- _Activity_:
Show all lines containing "Collection" from the data below.

- _Materials provided_:
* * * *
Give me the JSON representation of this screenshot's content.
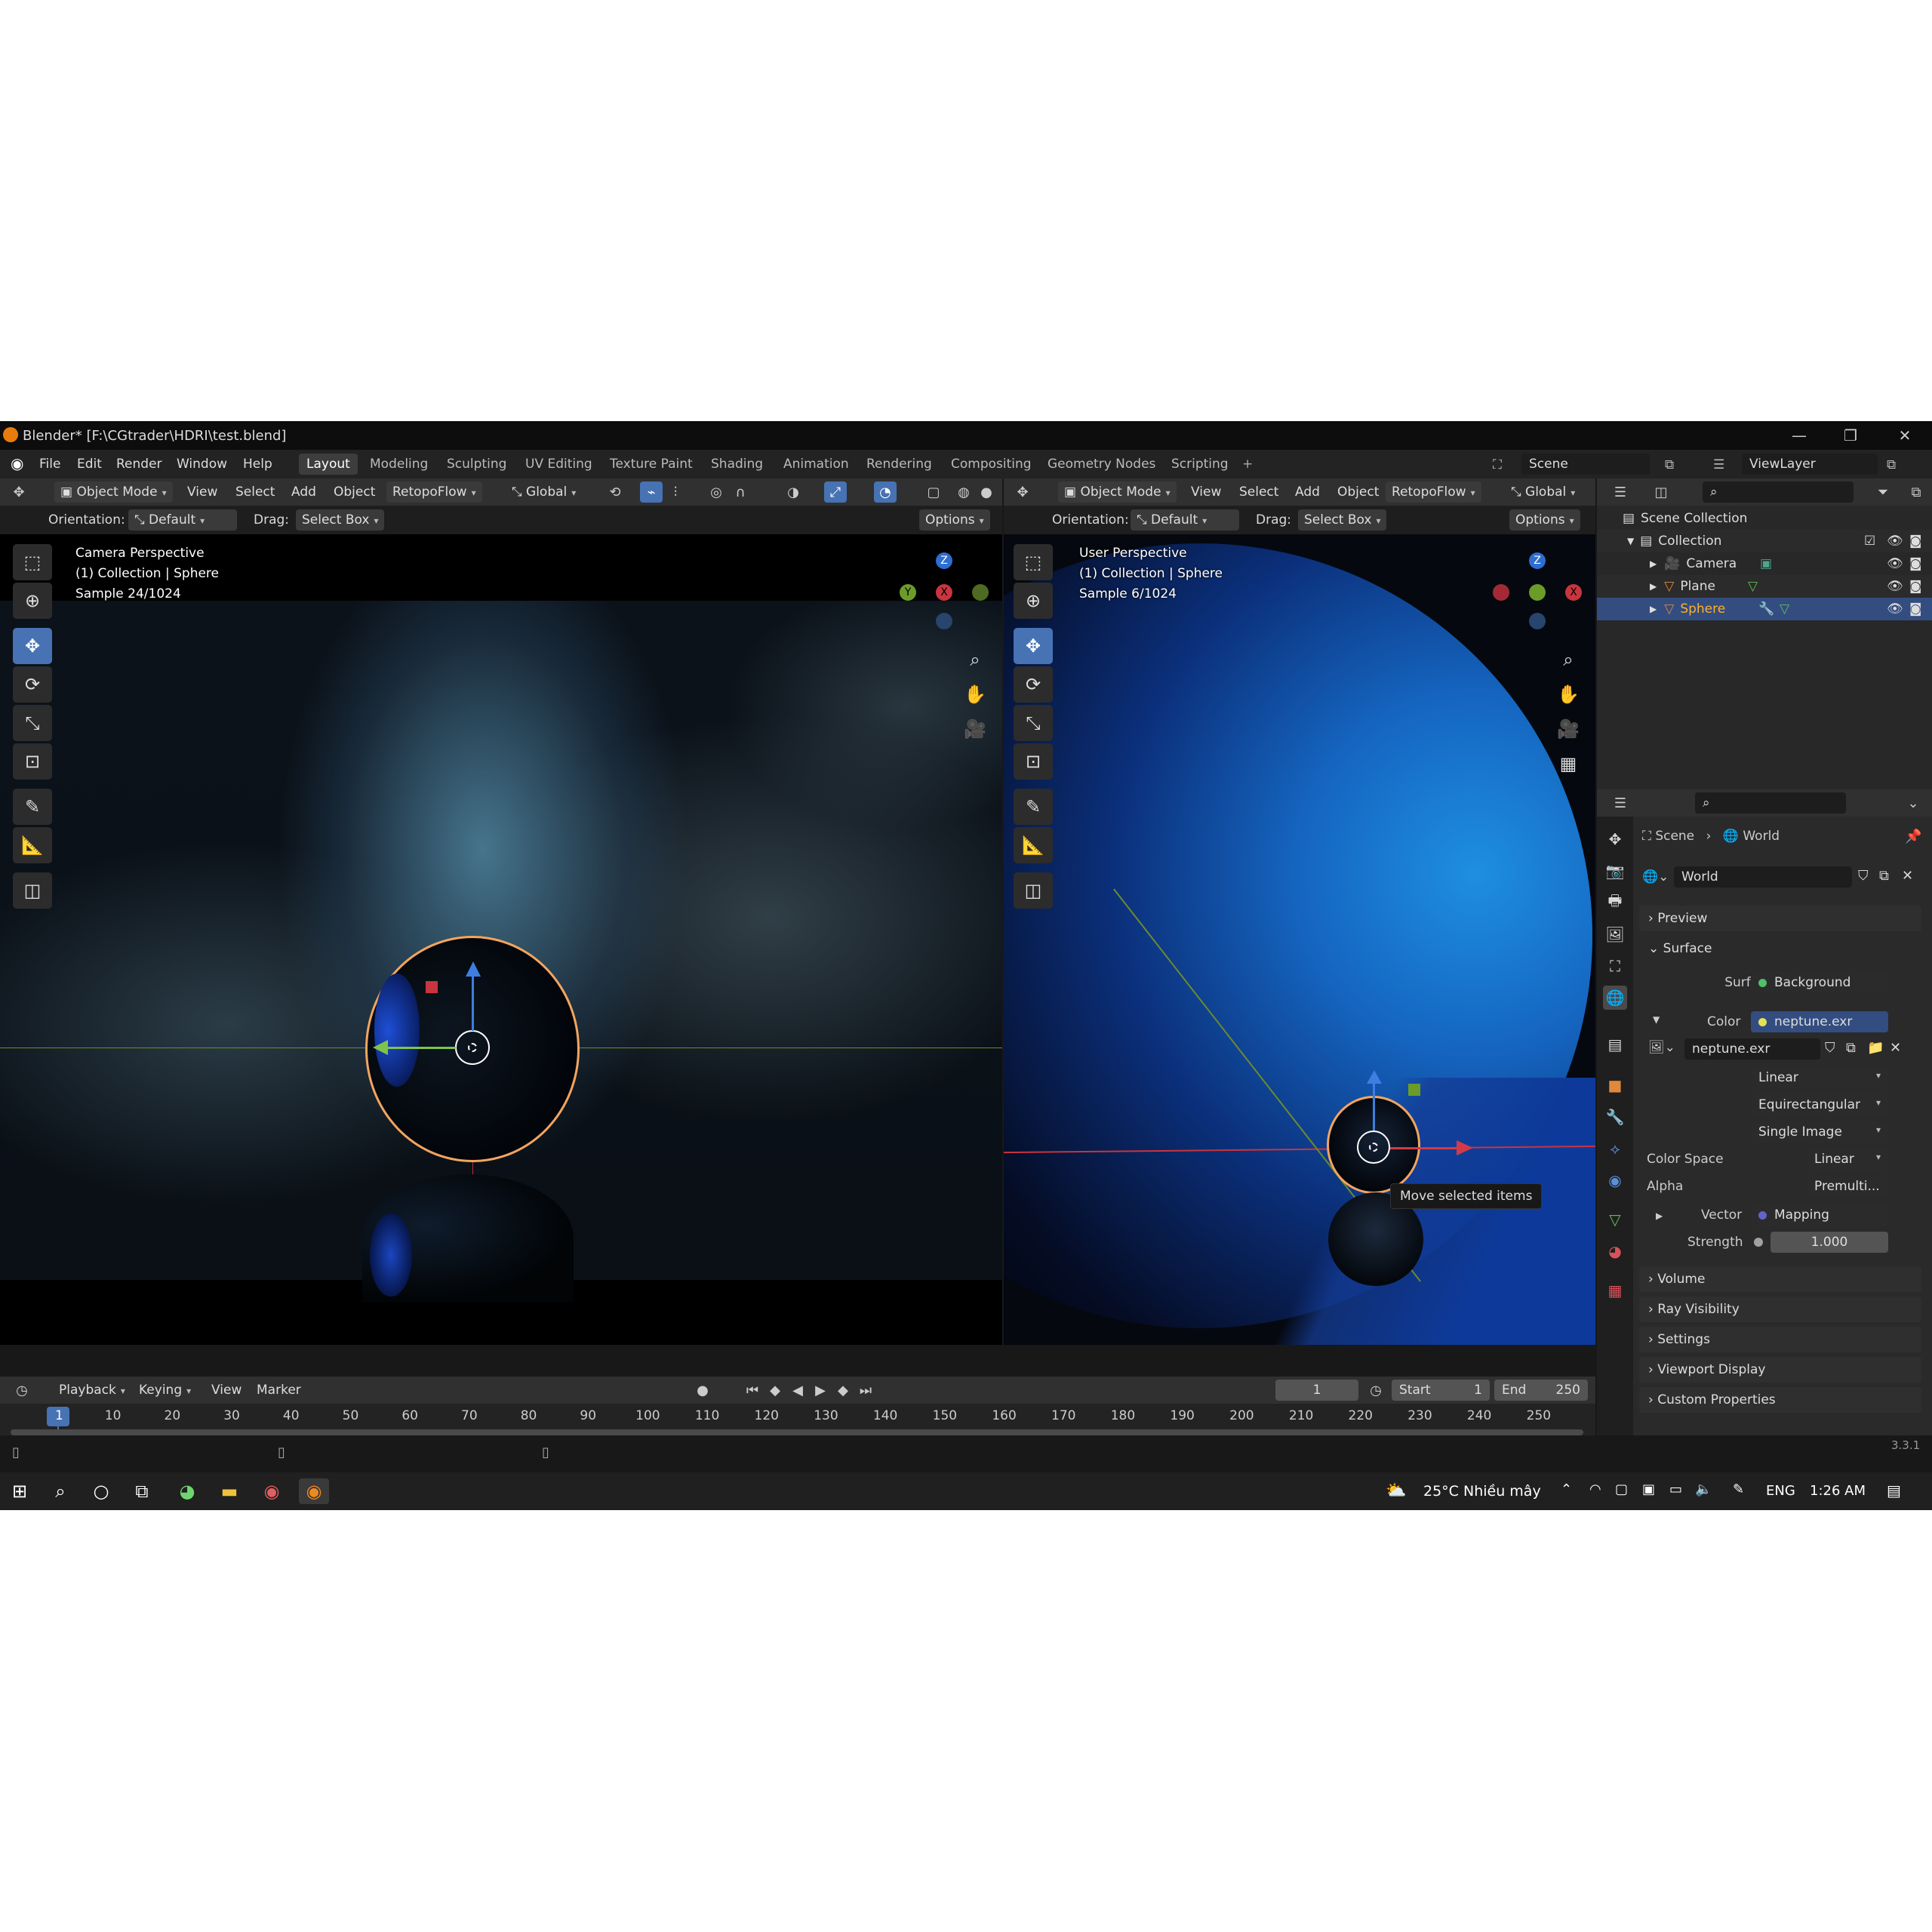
{
  "window": {
    "title": "Blender* [F:\\CGtrader\\HDRI\\test.blend]"
  },
  "menu": [
    "File",
    "Edit",
    "Render",
    "Window",
    "Help"
  ],
  "workspaces": [
    "Layout",
    "Modeling",
    "Sculpting",
    "UV Editing",
    "Texture Paint",
    "Shading",
    "Animation",
    "Rendering",
    "Compositing",
    "Geometry Nodes",
    "Scripting"
  ],
  "active_workspace": "Layout",
  "scene_selector": {
    "label": "Scene",
    "viewlayer": "ViewLayer"
  },
  "left_viewport": {
    "mode": "Object Mode",
    "menus": [
      "View",
      "Select",
      "Add",
      "Object"
    ],
    "addon": "RetopoFlow",
    "transform": "Global",
    "orientation_label": "Orientation:",
    "orientation": "Default",
    "drag_label": "Drag:",
    "drag": "Select Box",
    "options": "Options",
    "overlay": [
      "Camera Perspective",
      "(1) Collection | Sphere",
      "Sample 24/1024"
    ]
  },
  "right_viewport": {
    "mode": "Object Mode",
    "menus": [
      "View",
      "Select",
      "Add",
      "Object"
    ],
    "addon": "RetopoFlow",
    "transform": "Global",
    "orientation_label": "Orientation:",
    "orientation": "Default",
    "drag_label": "Drag:",
    "drag": "Select Box",
    "options": "Options",
    "overlay": [
      "User Perspective",
      "(1) Collection | Sphere",
      "Sample 6/1024"
    ],
    "tooltip": "Move selected items"
  },
  "gizmo_axes": {
    "x": "X",
    "y": "Y",
    "z": "Z",
    "x_color": "#c8353f",
    "y_color": "#6b9c2a",
    "z_color": "#2e6dd1"
  },
  "outliner": {
    "root": "Scene Collection",
    "collection": "Collection",
    "items": [
      "Camera",
      "Plane",
      "Sphere"
    ],
    "selected": "Sphere"
  },
  "properties": {
    "breadcrumb": [
      "Scene",
      "World"
    ],
    "datablock": "World",
    "panels_top": [
      "Preview",
      "Surface"
    ],
    "surface_label": "Surface",
    "surface_value": "Background",
    "color_label": "Color",
    "color_value": "neptune.exr",
    "image_name": "neptune.exr",
    "interp": "Linear",
    "projection": "Equirectangular",
    "source": "Single Image",
    "color_space_label": "Color Space",
    "color_space": "Linear",
    "alpha_label": "Alpha",
    "alpha": "Premulti...",
    "vector_label": "Vector",
    "vector": "Mapping",
    "strength_label": "Strength",
    "strength": "1.000",
    "panels_bottom": [
      "Volume",
      "Ray Visibility",
      "Settings",
      "Viewport Display",
      "Custom Properties"
    ]
  },
  "timeline": {
    "menus": [
      "Playback",
      "Keying",
      "View",
      "Marker"
    ],
    "current_frame": "1",
    "start_label": "Start",
    "start": "1",
    "end_label": "End",
    "end": "250",
    "ticks": [
      "1",
      "10",
      "20",
      "30",
      "40",
      "50",
      "60",
      "70",
      "80",
      "90",
      "100",
      "110",
      "120",
      "130",
      "140",
      "150",
      "160",
      "170",
      "180",
      "190",
      "200",
      "210",
      "220",
      "230",
      "240",
      "250"
    ]
  },
  "version": "3.3.1",
  "taskbar": {
    "weather": "25°C  Nhiều mây",
    "lang": "ENG",
    "time": "1:26 AM"
  },
  "colors": {
    "accent": "#4772b3",
    "selection": "#ff9f43",
    "bg": "#181818"
  }
}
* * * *
- _Response to the exercise_:
      "(1) Collection | Sphere",
      "(1) Collection | Sphere",
    "root": "Scene Collection",
    "collection": "Collection",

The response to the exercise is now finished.